• DATA FOR PROCESSING
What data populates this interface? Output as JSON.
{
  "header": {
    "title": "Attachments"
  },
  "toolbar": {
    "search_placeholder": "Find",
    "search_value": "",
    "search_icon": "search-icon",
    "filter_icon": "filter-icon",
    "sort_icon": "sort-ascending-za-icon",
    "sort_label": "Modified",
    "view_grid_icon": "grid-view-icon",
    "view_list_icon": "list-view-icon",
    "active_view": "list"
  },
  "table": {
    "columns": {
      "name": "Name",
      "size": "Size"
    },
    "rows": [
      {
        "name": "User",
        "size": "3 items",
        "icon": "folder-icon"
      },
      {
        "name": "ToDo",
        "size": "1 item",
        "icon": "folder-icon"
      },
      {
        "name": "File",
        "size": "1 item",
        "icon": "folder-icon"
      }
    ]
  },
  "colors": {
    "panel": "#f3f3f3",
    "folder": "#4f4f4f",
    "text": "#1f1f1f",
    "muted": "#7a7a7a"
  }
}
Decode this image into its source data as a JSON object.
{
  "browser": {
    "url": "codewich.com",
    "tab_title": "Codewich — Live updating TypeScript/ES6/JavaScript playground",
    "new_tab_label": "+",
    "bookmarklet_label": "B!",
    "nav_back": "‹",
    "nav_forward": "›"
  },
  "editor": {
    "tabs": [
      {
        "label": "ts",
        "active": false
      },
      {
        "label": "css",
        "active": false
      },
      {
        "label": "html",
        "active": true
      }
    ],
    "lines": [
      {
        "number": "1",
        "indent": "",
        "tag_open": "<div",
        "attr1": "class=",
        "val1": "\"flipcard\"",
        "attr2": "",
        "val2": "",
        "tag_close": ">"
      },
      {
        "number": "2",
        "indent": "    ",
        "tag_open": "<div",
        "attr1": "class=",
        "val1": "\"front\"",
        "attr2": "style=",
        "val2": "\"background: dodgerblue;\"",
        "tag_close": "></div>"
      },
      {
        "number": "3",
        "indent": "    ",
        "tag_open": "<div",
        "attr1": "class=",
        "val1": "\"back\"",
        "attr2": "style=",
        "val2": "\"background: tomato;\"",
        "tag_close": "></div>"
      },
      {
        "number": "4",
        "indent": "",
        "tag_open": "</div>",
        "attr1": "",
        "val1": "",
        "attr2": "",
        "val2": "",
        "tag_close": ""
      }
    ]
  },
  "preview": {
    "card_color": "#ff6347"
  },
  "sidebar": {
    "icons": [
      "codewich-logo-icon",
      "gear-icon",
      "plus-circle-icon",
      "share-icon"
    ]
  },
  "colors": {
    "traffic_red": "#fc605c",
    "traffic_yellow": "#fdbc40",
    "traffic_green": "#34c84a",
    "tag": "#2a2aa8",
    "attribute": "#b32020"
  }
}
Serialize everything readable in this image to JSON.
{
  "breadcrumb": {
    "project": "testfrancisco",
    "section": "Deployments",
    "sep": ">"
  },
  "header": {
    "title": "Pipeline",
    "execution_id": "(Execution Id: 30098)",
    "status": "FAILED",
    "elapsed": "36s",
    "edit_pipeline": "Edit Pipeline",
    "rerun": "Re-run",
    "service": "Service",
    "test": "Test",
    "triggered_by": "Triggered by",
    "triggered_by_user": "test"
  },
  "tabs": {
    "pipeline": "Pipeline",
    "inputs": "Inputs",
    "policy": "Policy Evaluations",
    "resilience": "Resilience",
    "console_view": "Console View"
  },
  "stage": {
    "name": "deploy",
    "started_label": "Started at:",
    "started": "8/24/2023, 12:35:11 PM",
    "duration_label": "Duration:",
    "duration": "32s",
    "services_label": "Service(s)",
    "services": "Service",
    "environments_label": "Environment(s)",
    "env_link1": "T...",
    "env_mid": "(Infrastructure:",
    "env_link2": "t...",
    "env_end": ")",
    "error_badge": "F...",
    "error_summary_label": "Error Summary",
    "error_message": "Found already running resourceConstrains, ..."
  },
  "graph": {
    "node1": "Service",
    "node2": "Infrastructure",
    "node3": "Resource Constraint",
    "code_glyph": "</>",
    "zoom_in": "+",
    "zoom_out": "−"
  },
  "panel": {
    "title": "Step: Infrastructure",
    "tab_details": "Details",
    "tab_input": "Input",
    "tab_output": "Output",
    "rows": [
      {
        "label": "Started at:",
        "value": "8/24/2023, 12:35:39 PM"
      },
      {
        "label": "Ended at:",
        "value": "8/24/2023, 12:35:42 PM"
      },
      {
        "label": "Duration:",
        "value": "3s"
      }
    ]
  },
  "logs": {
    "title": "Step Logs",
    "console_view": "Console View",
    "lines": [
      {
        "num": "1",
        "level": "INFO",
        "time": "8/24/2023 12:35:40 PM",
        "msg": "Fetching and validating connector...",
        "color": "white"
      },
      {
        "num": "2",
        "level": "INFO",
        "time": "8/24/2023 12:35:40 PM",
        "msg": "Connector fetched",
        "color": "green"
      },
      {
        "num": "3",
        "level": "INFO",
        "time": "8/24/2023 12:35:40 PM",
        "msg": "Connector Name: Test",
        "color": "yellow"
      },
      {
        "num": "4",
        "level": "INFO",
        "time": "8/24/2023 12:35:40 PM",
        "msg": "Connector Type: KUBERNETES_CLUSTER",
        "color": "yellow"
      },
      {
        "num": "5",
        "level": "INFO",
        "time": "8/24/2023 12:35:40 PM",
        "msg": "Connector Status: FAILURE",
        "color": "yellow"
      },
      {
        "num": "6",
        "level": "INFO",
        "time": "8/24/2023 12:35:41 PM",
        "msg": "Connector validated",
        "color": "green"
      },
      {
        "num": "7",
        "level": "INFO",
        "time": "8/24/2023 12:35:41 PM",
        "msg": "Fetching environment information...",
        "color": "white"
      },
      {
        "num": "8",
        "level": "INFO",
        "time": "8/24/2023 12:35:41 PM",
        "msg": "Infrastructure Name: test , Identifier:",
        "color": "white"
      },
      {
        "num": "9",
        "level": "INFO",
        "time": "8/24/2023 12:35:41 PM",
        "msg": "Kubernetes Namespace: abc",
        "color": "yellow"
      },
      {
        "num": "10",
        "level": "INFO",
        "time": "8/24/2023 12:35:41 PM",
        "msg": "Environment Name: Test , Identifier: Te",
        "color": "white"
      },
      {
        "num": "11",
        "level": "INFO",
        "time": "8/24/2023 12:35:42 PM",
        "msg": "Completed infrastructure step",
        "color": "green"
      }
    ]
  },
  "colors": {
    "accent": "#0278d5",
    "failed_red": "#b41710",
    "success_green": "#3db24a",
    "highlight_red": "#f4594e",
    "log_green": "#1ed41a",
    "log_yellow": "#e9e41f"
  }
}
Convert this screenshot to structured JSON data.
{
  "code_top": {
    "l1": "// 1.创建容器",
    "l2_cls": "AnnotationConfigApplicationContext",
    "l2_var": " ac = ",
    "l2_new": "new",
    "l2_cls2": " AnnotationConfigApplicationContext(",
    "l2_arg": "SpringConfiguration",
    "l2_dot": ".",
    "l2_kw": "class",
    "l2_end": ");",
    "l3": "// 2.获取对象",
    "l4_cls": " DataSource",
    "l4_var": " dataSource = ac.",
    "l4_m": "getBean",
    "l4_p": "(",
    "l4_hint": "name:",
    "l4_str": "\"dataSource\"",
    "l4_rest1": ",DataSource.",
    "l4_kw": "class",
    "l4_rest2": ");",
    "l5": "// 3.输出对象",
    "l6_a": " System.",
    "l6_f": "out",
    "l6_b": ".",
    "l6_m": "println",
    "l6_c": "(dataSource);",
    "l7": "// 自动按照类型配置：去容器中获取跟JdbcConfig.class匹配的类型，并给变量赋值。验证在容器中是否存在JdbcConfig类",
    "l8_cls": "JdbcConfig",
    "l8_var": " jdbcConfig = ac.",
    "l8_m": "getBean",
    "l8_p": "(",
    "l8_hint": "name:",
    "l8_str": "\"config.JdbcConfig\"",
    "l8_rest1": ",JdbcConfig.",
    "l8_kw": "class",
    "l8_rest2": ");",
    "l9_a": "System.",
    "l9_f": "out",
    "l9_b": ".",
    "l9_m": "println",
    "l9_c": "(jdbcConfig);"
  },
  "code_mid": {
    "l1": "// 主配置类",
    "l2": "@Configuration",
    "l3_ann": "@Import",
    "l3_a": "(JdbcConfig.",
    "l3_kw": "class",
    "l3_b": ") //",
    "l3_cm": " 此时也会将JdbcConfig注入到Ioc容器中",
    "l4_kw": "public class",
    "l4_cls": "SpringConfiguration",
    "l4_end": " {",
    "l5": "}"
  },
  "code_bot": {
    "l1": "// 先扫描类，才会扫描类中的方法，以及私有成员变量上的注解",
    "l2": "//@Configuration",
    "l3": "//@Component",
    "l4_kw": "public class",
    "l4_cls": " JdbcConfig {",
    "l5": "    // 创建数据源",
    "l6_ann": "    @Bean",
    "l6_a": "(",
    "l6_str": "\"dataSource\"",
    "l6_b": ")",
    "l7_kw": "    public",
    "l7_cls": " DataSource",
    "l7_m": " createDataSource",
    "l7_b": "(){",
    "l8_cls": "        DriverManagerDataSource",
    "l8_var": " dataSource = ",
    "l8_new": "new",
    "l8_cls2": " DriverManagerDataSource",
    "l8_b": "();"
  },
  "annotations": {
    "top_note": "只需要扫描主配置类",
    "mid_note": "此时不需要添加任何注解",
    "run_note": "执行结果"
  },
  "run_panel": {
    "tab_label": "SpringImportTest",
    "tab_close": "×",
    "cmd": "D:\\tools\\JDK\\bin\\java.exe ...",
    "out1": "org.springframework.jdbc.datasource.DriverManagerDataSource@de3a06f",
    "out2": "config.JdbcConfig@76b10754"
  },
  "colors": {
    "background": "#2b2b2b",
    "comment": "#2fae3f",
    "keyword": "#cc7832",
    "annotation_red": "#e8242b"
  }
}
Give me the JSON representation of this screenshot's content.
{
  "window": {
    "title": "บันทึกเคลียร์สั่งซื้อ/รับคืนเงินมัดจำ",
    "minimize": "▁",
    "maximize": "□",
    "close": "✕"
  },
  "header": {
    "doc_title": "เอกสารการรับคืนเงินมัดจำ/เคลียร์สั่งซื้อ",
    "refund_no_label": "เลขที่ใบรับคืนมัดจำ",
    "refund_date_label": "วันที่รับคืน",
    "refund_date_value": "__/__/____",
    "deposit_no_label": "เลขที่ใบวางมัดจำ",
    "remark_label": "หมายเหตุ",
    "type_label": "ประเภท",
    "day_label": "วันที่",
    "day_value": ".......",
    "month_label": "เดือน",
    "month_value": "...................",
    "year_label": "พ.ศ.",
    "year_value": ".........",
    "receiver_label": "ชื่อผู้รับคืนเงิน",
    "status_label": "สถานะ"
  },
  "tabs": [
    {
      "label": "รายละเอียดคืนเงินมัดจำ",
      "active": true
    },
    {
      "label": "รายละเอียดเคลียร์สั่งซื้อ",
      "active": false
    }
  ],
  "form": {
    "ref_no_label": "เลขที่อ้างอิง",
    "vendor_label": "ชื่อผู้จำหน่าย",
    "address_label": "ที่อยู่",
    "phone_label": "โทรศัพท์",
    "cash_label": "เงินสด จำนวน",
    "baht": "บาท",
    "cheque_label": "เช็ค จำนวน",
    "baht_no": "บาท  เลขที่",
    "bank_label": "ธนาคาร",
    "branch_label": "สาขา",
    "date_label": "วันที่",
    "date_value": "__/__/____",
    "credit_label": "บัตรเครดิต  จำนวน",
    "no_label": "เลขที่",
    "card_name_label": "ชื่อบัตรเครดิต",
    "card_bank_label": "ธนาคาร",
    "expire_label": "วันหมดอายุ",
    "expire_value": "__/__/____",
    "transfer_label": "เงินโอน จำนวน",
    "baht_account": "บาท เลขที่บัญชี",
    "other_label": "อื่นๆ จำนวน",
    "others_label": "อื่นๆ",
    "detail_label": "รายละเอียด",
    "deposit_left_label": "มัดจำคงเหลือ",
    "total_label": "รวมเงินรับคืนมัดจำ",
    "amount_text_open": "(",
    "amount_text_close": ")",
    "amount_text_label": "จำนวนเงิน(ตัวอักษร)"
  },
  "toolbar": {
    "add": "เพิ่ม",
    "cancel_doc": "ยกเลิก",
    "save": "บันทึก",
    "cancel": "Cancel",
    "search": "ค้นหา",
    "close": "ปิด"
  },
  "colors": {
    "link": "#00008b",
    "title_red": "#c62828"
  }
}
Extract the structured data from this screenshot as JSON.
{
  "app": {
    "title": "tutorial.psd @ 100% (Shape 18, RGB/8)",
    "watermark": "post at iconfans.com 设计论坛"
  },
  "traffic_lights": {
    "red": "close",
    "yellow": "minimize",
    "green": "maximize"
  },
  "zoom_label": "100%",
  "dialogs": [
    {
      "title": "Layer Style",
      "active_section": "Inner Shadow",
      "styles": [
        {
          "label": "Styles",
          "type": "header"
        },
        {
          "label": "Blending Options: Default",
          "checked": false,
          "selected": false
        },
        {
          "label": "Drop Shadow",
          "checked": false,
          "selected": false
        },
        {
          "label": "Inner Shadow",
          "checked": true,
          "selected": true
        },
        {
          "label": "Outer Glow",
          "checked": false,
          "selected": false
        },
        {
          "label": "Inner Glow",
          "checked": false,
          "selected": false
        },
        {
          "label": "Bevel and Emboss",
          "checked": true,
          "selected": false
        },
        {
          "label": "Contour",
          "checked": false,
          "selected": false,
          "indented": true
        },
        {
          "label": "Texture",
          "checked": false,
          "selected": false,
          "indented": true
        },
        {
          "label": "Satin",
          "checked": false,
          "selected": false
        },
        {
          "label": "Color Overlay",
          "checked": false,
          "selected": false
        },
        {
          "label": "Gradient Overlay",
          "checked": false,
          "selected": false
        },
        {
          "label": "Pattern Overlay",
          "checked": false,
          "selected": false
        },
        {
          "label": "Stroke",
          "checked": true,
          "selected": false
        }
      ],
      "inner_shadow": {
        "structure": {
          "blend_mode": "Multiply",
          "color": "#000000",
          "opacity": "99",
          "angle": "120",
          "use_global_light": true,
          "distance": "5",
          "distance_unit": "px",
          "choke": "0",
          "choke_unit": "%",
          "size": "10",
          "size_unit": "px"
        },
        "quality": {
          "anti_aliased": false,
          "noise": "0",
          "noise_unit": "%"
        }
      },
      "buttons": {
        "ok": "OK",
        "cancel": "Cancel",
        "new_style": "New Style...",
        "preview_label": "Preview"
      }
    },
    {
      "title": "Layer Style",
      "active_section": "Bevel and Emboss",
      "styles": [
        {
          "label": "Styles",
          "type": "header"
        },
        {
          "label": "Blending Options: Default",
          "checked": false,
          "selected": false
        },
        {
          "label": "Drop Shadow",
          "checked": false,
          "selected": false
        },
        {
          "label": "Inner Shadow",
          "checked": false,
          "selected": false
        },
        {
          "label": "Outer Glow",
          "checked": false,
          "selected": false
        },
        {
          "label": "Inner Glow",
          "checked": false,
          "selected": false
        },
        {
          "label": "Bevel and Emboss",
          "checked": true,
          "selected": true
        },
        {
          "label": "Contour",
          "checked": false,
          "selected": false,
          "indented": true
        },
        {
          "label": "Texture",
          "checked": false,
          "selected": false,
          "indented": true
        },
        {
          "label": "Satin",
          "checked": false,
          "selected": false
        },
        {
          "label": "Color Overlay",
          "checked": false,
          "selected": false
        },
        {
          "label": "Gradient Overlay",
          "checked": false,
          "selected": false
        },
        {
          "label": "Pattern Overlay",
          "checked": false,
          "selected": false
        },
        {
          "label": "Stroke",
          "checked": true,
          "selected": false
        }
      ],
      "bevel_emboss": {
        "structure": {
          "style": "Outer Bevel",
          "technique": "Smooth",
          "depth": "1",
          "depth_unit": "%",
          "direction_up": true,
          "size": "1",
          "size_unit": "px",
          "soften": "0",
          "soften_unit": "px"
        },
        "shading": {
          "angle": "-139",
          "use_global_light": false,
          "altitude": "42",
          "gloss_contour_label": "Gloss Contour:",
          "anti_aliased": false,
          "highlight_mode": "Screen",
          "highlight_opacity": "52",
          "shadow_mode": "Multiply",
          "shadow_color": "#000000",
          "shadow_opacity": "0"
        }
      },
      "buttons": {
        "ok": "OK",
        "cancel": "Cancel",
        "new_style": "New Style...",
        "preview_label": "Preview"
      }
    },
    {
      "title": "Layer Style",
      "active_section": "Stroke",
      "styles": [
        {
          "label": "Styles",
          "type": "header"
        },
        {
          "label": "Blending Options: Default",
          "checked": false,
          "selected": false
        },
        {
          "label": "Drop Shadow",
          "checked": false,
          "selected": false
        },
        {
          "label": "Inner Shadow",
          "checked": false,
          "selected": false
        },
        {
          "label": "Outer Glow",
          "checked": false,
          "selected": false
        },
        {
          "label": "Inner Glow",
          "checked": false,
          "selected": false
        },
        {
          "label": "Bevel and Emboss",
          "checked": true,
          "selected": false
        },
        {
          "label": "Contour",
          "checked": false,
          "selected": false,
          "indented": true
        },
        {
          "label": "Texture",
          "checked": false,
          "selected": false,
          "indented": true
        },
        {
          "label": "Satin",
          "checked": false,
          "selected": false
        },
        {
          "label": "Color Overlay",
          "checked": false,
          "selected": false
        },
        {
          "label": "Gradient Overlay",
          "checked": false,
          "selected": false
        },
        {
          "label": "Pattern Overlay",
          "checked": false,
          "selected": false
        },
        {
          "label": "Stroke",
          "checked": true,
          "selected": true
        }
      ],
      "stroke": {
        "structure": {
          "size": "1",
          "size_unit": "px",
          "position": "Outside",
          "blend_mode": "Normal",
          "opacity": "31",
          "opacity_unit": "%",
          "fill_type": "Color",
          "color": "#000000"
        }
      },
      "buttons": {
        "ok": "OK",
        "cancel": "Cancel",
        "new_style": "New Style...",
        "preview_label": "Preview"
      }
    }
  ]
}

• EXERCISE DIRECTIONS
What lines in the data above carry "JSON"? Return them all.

• RESPONSE
What data populates this interface? Output as JSON.
Decode this image into its source data as a JSON object.
Serialize everything readable in this image to JSON.
Convert this screenshot to structured JSON data.
Give me the JSON representation of this screenshot's content.
Extract the structured data from this screenshot as JSON.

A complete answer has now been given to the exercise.